Web page and app entries
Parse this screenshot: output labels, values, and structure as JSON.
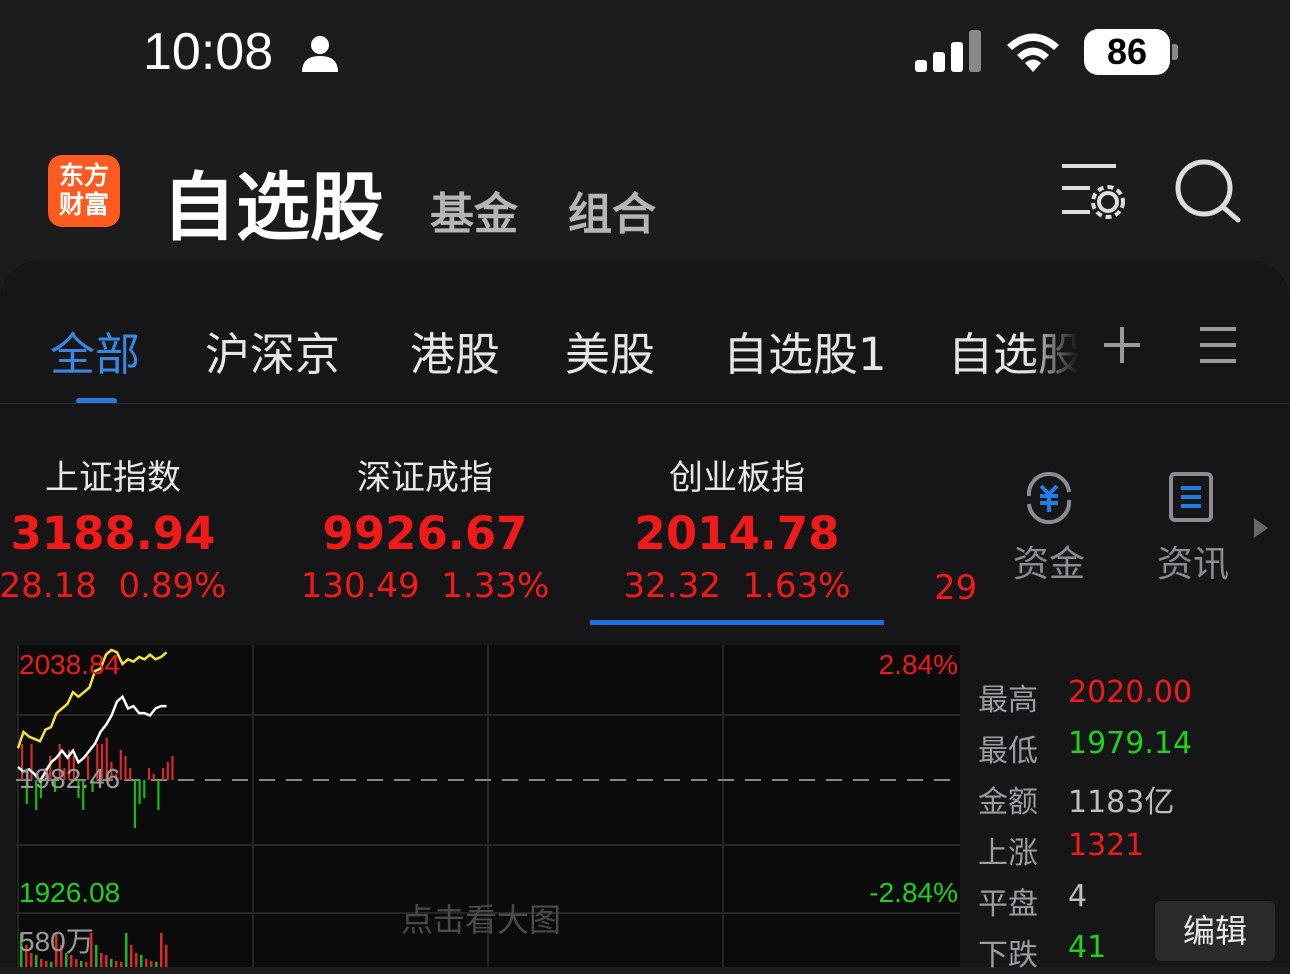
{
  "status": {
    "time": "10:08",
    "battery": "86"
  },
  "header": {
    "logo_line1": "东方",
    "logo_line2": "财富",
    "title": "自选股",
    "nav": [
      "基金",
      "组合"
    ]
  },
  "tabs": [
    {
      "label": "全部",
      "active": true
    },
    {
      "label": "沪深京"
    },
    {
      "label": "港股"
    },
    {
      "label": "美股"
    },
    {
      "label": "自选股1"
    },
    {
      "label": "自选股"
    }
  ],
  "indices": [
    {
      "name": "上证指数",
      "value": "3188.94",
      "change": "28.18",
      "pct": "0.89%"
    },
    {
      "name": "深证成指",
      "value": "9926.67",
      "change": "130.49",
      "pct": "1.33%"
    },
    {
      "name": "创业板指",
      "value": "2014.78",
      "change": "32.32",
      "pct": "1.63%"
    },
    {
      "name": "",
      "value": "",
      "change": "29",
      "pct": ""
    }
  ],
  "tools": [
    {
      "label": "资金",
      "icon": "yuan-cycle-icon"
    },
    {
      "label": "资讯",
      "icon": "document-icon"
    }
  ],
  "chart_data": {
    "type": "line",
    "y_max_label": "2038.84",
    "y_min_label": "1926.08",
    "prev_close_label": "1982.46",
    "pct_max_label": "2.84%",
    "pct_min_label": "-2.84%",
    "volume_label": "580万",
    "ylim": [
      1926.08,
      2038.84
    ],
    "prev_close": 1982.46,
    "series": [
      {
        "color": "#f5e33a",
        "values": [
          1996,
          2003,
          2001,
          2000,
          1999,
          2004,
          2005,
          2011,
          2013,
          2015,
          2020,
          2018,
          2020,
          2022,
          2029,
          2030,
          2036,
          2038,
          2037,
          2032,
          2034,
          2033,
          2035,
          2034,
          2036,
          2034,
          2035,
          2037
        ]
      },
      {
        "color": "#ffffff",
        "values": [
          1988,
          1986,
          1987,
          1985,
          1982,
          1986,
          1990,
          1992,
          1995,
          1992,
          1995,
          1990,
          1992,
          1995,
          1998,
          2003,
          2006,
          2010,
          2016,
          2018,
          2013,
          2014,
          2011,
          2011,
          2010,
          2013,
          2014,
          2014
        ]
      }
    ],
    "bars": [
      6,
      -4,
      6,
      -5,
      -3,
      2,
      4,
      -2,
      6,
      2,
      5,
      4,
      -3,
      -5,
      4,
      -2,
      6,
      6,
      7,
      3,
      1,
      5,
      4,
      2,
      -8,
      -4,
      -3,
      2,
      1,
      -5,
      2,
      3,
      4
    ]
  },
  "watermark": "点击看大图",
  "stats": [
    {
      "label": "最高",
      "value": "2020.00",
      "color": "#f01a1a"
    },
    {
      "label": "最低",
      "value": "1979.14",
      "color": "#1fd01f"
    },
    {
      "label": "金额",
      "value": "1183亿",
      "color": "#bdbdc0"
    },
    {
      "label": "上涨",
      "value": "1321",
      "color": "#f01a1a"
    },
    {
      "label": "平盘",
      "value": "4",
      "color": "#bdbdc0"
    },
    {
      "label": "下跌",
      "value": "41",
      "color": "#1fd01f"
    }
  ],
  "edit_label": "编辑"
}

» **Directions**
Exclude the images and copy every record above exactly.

» **Written solution**
Parse this screenshot: output labels, values, and structure as JSON.
{
  "status": {
    "time": "10:08",
    "battery": "86"
  },
  "header": {
    "logo_line1": "东方",
    "logo_line2": "财富",
    "title": "自选股",
    "nav": [
      "基金",
      "组合"
    ]
  },
  "tabs": [
    {
      "label": "全部",
      "active": true
    },
    {
      "label": "沪深京"
    },
    {
      "label": "港股"
    },
    {
      "label": "美股"
    },
    {
      "label": "自选股1"
    },
    {
      "label": "自选股"
    }
  ],
  "indices": [
    {
      "name": "上证指数",
      "value": "3188.94",
      "change": "28.18",
      "pct": "0.89%"
    },
    {
      "name": "深证成指",
      "value": "9926.67",
      "change": "130.49",
      "pct": "1.33%"
    },
    {
      "name": "创业板指",
      "value": "2014.78",
      "change": "32.32",
      "pct": "1.63%"
    },
    {
      "name": "",
      "value": "",
      "change": "29",
      "pct": ""
    }
  ],
  "tools": [
    {
      "label": "资金",
      "icon": "yuan-cycle-icon"
    },
    {
      "label": "资讯",
      "icon": "document-icon"
    }
  ],
  "chart_data": {
    "type": "line",
    "y_max_label": "2038.84",
    "y_min_label": "1926.08",
    "prev_close_label": "1982.46",
    "pct_max_label": "2.84%",
    "pct_min_label": "-2.84%",
    "volume_label": "580万",
    "ylim": [
      1926.08,
      2038.84
    ],
    "prev_close": 1982.46,
    "series": [
      {
        "color": "#f5e33a",
        "values": [
          1996,
          2003,
          2001,
          2000,
          1999,
          2004,
          2005,
          2011,
          2013,
          2015,
          2020,
          2018,
          2020,
          2022,
          2029,
          2030,
          2036,
          2038,
          2037,
          2032,
          2034,
          2033,
          2035,
          2034,
          2036,
          2034,
          2035,
          2037
        ]
      },
      {
        "color": "#ffffff",
        "values": [
          1988,
          1986,
          1987,
          1985,
          1982,
          1986,
          1990,
          1992,
          1995,
          1992,
          1995,
          1990,
          1992,
          1995,
          1998,
          2003,
          2006,
          2010,
          2016,
          2018,
          2013,
          2014,
          2011,
          2011,
          2010,
          2013,
          2014,
          2014
        ]
      }
    ],
    "bars": [
      6,
      -4,
      6,
      -5,
      -3,
      2,
      4,
      -2,
      6,
      2,
      5,
      4,
      -3,
      -5,
      4,
      -2,
      6,
      6,
      7,
      3,
      1,
      5,
      4,
      2,
      -8,
      -4,
      -3,
      2,
      1,
      -5,
      2,
      3,
      4
    ]
  },
  "watermark": "点击看大图",
  "stats": [
    {
      "label": "最高",
      "value": "2020.00",
      "color": "#f01a1a"
    },
    {
      "label": "最低",
      "value": "1979.14",
      "color": "#1fd01f"
    },
    {
      "label": "金额",
      "value": "1183亿",
      "color": "#bdbdc0"
    },
    {
      "label": "上涨",
      "value": "1321",
      "color": "#f01a1a"
    },
    {
      "label": "平盘",
      "value": "4",
      "color": "#bdbdc0"
    },
    {
      "label": "下跌",
      "value": "41",
      "color": "#1fd01f"
    }
  ],
  "edit_label": "编辑"
}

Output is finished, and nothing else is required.